• _Material to process_
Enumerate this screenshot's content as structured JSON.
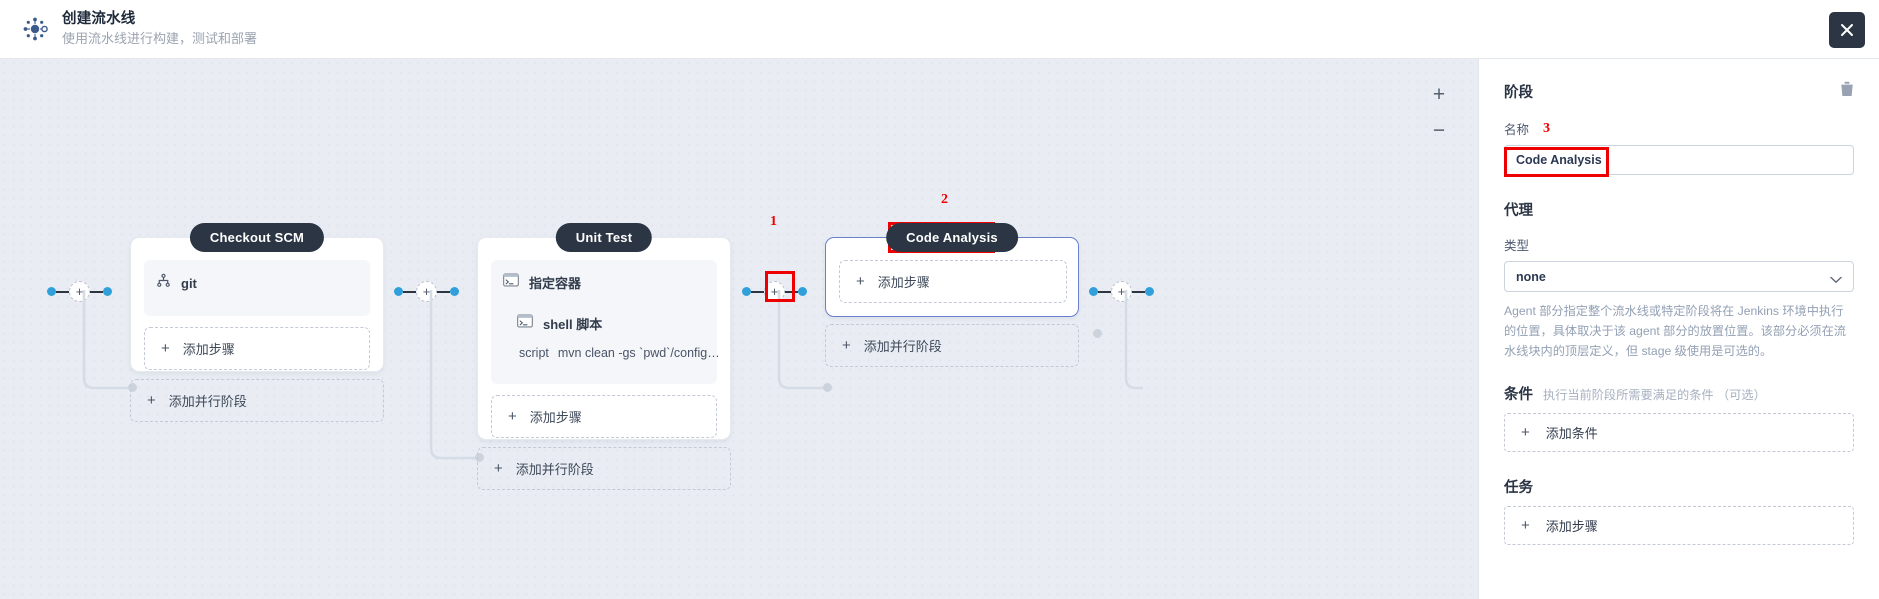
{
  "header": {
    "logo_icon": "pipeline-node-icon",
    "title": "创建流水线",
    "subtitle": "使用流水线进行构建，测试和部署",
    "close_icon": "close-icon"
  },
  "canvas": {
    "zoom_in_label": "+",
    "zoom_out_label": "−",
    "add_step_label": "添加步骤",
    "add_parallel_label": "添加并行阶段",
    "plus_node_label": "+",
    "stages": [
      {
        "name": "Checkout SCM",
        "selected": false,
        "steps": [
          {
            "icon": "git-branch-icon",
            "label": "git",
            "detail": null
          }
        ]
      },
      {
        "name": "Unit Test",
        "selected": false,
        "steps": [
          {
            "icon": "terminal-icon",
            "label": "指定容器",
            "detail": null
          },
          {
            "icon": "terminal-icon",
            "label": "shell 脚本",
            "detail_key": "script",
            "detail": "mvn clean -gs `pwd`/config…"
          }
        ]
      },
      {
        "name": "Code Analysis",
        "selected": true,
        "steps": []
      }
    ]
  },
  "annotations": [
    {
      "number": "1",
      "target": "add-stage-plus-connector"
    },
    {
      "number": "2",
      "target": "code-analysis-stage-label"
    },
    {
      "number": "3",
      "target": "stage-name-input"
    }
  ],
  "panel": {
    "title": "阶段",
    "delete_icon": "trash-icon",
    "name_label": "名称",
    "name_value": "Code Analysis",
    "name_placeholder": "",
    "agent_title": "代理",
    "agent_type_label": "类型",
    "agent_type_value": "none",
    "agent_type_options": [
      "none"
    ],
    "agent_help": "Agent 部分指定整个流水线或特定阶段将在 Jenkins 环境中执行的位置，具体取决于该 agent 部分的放置位置。该部分必须在流水线块内的顶层定义，但 stage 级使用是可选的。",
    "conditions_title": "条件",
    "conditions_hint": "执行当前阶段所需要满足的条件 （可选）",
    "add_condition_label": "添加条件",
    "tasks_title": "任务",
    "add_step_label": "添加步骤",
    "plus_glyph": "+"
  },
  "colors": {
    "accent_blue": "#31a0da",
    "dark_navy": "#2b3544",
    "annotation_red": "#ee0000",
    "selected_border": "#6b7fd1",
    "canvas_bg": "#e9edf3"
  }
}
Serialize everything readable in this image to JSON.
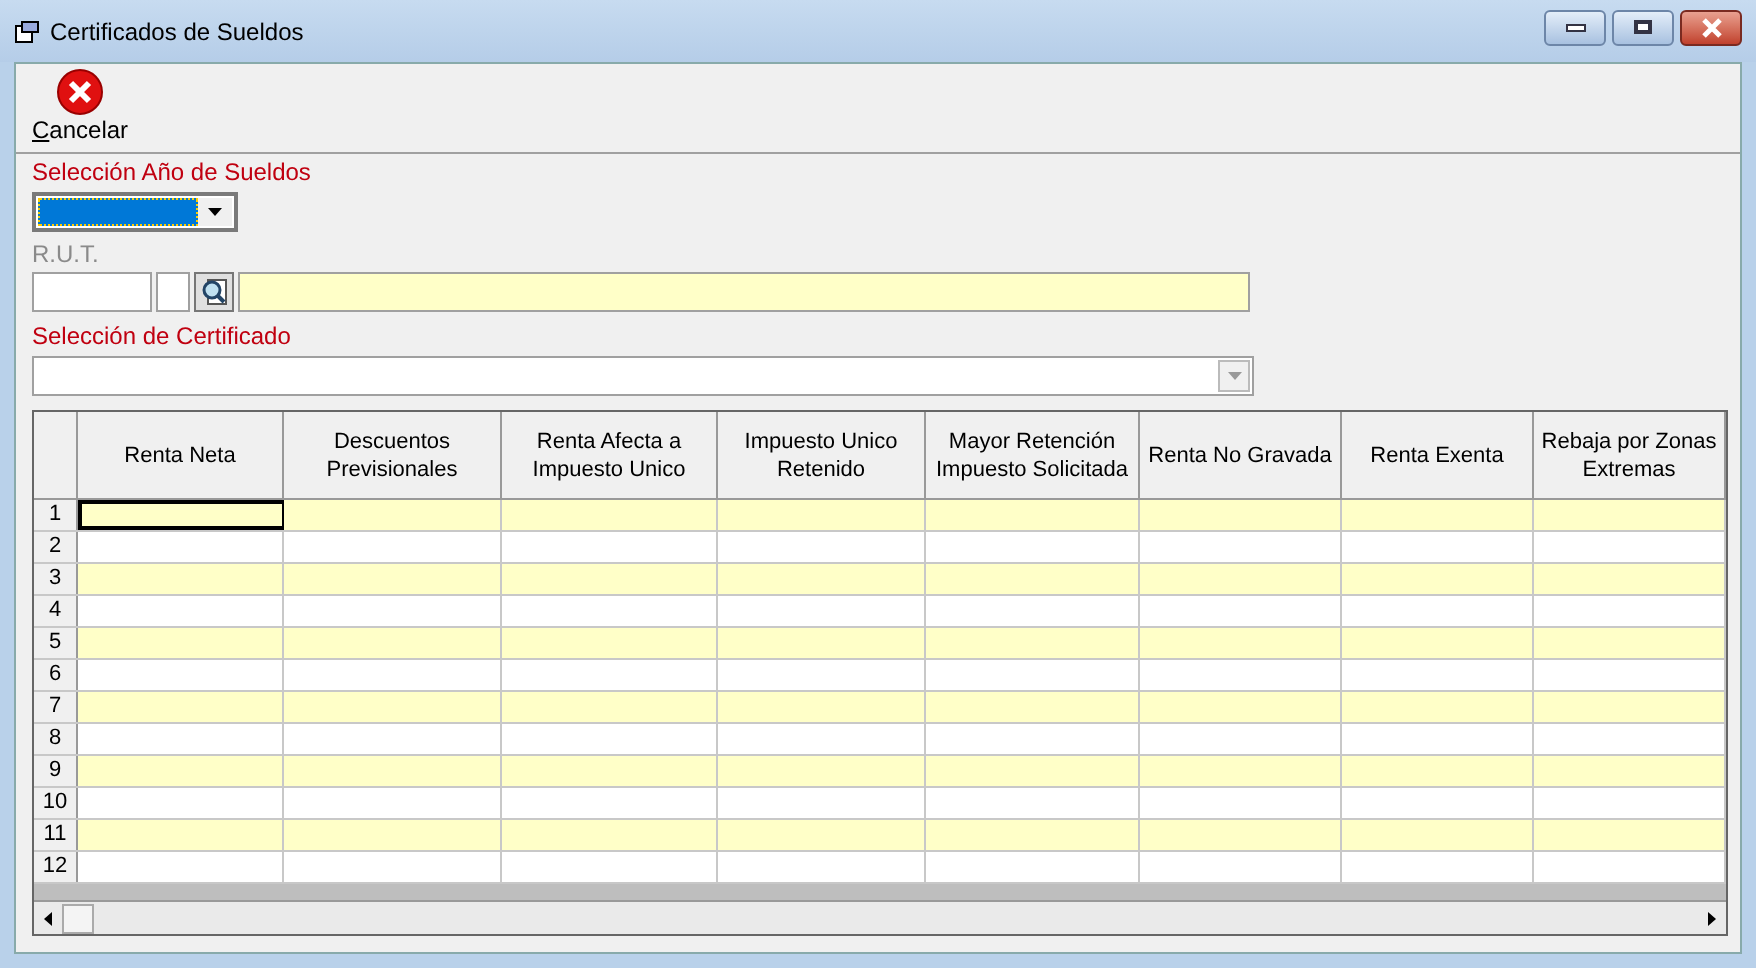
{
  "window": {
    "title": "Certificados de Sueldos"
  },
  "toolbar": {
    "buttons": [
      {
        "label": "Cancelar",
        "mnemonic_underlined": true
      }
    ]
  },
  "year_select": {
    "label": "Selección Año de Sueldos",
    "highlighted": true
  },
  "rut": {
    "label": "R.U.T.",
    "disabled": true
  },
  "certificate_select": {
    "label": "Selección de Certificado",
    "disabled": true
  },
  "table": {
    "columns": [
      "Renta Neta",
      "Descuentos Previsionales",
      "Renta Afecta a Impuesto Unico",
      "Impuesto Unico Retenido",
      "Mayor Retención Impuesto Solicitada",
      "Renta No Gravada",
      "Renta Exenta",
      "Rebaja por Zonas Extremas"
    ],
    "rows": [
      {
        "label": "1",
        "cell_selected": true
      },
      {
        "label": "2",
        "cell_selected": false
      },
      {
        "label": "3",
        "cell_selected": false
      },
      {
        "label": "4",
        "cell_selected": false
      },
      {
        "label": "5",
        "cell_selected": false
      },
      {
        "label": "6",
        "cell_selected": false
      },
      {
        "label": "7",
        "cell_selected": false
      },
      {
        "label": "8",
        "cell_selected": false
      },
      {
        "label": "9",
        "cell_selected": false
      },
      {
        "label": "10",
        "cell_selected": false
      },
      {
        "label": "11",
        "cell_selected": false
      },
      {
        "label": "12",
        "cell_selected": false
      }
    ]
  }
}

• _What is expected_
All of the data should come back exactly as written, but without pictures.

• _Solution to the exercise_
Enumerate this screenshot's content as structured JSON.
{
  "header": {
    "logo_icon": "pipeline-node-icon",
    "title": "创建流水线",
    "subtitle": "使用流水线进行构建，测试和部署",
    "close_icon": "close-icon"
  },
  "canvas": {
    "zoom_in_label": "+",
    "zoom_out_label": "−",
    "add_step_label": "添加步骤",
    "add_parallel_label": "添加并行阶段",
    "plus_node_label": "+",
    "stages": [
      {
        "name": "Checkout SCM",
        "selected": false,
        "steps": [
          {
            "icon": "git-branch-icon",
            "label": "git",
            "detail": null
          }
        ]
      },
      {
        "name": "Unit Test",
        "selected": false,
        "steps": [
          {
            "icon": "terminal-icon",
            "label": "指定容器",
            "detail": null
          },
          {
            "icon": "terminal-icon",
            "label": "shell 脚本",
            "detail_key": "script",
            "detail": "mvn clean -gs `pwd`/config…"
          }
        ]
      },
      {
        "name": "Code Analysis",
        "selected": true,
        "steps": []
      }
    ]
  },
  "annotations": [
    {
      "number": "1",
      "target": "add-stage-plus-connector"
    },
    {
      "number": "2",
      "target": "code-analysis-stage-label"
    },
    {
      "number": "3",
      "target": "stage-name-input"
    }
  ],
  "panel": {
    "title": "阶段",
    "delete_icon": "trash-icon",
    "name_label": "名称",
    "name_value": "Code Analysis",
    "name_placeholder": "",
    "agent_title": "代理",
    "agent_type_label": "类型",
    "agent_type_value": "none",
    "agent_type_options": [
      "none"
    ],
    "agent_help": "Agent 部分指定整个流水线或特定阶段将在 Jenkins 环境中执行的位置，具体取决于该 agent 部分的放置位置。该部分必须在流水线块内的顶层定义，但 stage 级使用是可选的。",
    "conditions_title": "条件",
    "conditions_hint": "执行当前阶段所需要满足的条件 （可选）",
    "add_condition_label": "添加条件",
    "tasks_title": "任务",
    "add_step_label": "添加步骤",
    "plus_glyph": "+"
  },
  "colors": {
    "accent_blue": "#31a0da",
    "dark_navy": "#2b3544",
    "annotation_red": "#ee0000",
    "selected_border": "#6b7fd1",
    "canvas_bg": "#e9edf3"
  }
}
Serialize everything readable in this image to JSON.
{
  "window": {
    "title": "Certificados de Sueldos"
  },
  "toolbar": {
    "buttons": [
      {
        "label": "Cancelar",
        "mnemonic_underlined": true
      }
    ]
  },
  "year_select": {
    "label": "Selección Año de Sueldos",
    "highlighted": true
  },
  "rut": {
    "label": "R.U.T.",
    "disabled": true
  },
  "certificate_select": {
    "label": "Selección de Certificado",
    "disabled": true
  },
  "table": {
    "columns": [
      "Renta Neta",
      "Descuentos Previsionales",
      "Renta Afecta a Impuesto Unico",
      "Impuesto Unico Retenido",
      "Mayor Retención Impuesto Solicitada",
      "Renta No Gravada",
      "Renta Exenta",
      "Rebaja por Zonas Extremas"
    ],
    "rows": [
      {
        "label": "1",
        "cell_selected": true
      },
      {
        "label": "2",
        "cell_selected": false
      },
      {
        "label": "3",
        "cell_selected": false
      },
      {
        "label": "4",
        "cell_selected": false
      },
      {
        "label": "5",
        "cell_selected": false
      },
      {
        "label": "6",
        "cell_selected": false
      },
      {
        "label": "7",
        "cell_selected": false
      },
      {
        "label": "8",
        "cell_selected": false
      },
      {
        "label": "9",
        "cell_selected": false
      },
      {
        "label": "10",
        "cell_selected": false
      },
      {
        "label": "11",
        "cell_selected": false
      },
      {
        "label": "12",
        "cell_selected": false
      }
    ]
  }
}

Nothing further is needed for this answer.